There again is the crux of our problem. We are told over and over again; we can’t go back. But suppose we could. We may not be able to choose a different spouse, but we might be able to handle our chosen one alternately. By bringing happiness to another individual, brings it to us. The person is full of joy, and it spills over us. It seems like a good idea to keep a better mind frame.
Bring forgiveness to the table
Some choices we can’t change, but we can alter the way we perceive them and the person we blame. If we can even accept our interference in the occurrence, we have some grounds to pardon. I think that forgiveness is the key to our being able to go back. We can all return if we bring forgiveness to the table. Those we love or once loved don’t need expensive gifts or food, they need the nourishment of love and clemency. That washes away a lot of the pain but not the knowledge. We do live and learn. The cost of learning can be tremendous. Our participation in the price can be devastating. We must ask ourselves if we are going to make it about pride, revenge, anger, or if we can encompass empathy, love and forgiveness. I know in the result from the later brings serenity, while the former cements stress, worry, and rage.
Perhaps our attempts to grade the level of our injuries is a wearisome task which serves no purpose. It only succeeds in calling to mind more hurts and pain. We all experience pain and heartache. Did we enjoy the feeling? If not, then let’s not keep it going. Release it and go back to a kinder period in your life. Recall the disagreements, accept the person’s mistakes, and empower them with compassion and exoneration. It might be a daughter-in-law, mother-in-law, parent, brother sister, child, friend, or even a neighbor. If you have ever needed forgiveness yourself, endow it to another. Perhaps the person we forgive will not necessarily be the person that we want forgiveness from. We bring the gift of going back. We all like to go back to the simpler version. We have the power to do it for one another; all we need is the courage.
“To be a Christian means to forgive the inexcusable because God has forgiven the inexcusable in you.”C.S. Lewis
“Keep in mind, hurting people often hurt other people as a result of their own pain. If somebody is rude and inconsiderate, you can almost be certain that they have some unresolved issues inside. They have some major problems, anger, resentment, or some heartache they are trying to cope with or overcome. The last thing they need is for you to make matters worse by responding angrily.” Joel Osteen
“Forgiveness is not an occasional act, it is a constant attitude.” Martin Luther King Jr.
“It is important that we forgive ourselves for making mistakes. We need to learn from our errors and move on.” Steve Maraboli

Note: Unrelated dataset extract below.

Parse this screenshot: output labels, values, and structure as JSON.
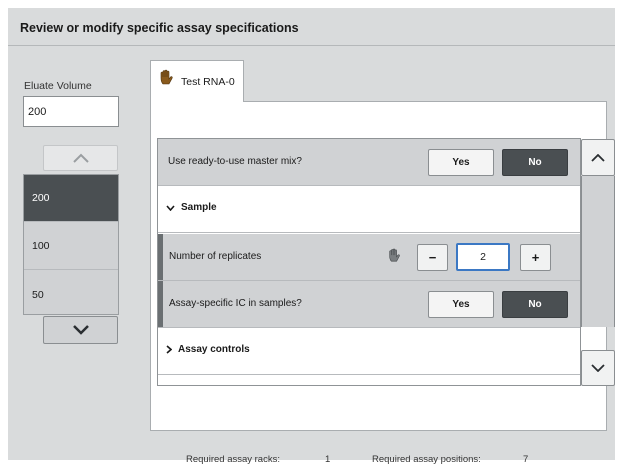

“Forgiveness is the fragrance that the violet sheds on the heel that has crushed it.” Mark Twain
“To be a Christian means to forgive the inexcusable because God has forgiven the inexcusable in you.” C.S. Lewis
“The willingness to forgive is a sign of spiritual and emotional maturity. It is one of the great virtues to which we all should aspire. Imagine a world filled with individuals willing both to apologize and to accept an apology. Is there any problem that could not be solved among people who possessed the humility and largeness of spirit and soul to do either — or both — when needed?” Gordon B. Hinckley
“When we think we have been hurt by someone in the past, we build up defenses to protect ourselves from being hurt in the future. So the fearful past causes a fearful future and the past and future become one. We cannot love when we feel fear…. When we release the fearful past and forgive everyone, we will experience total love and oneness with all.” Gerald G. Jampolsky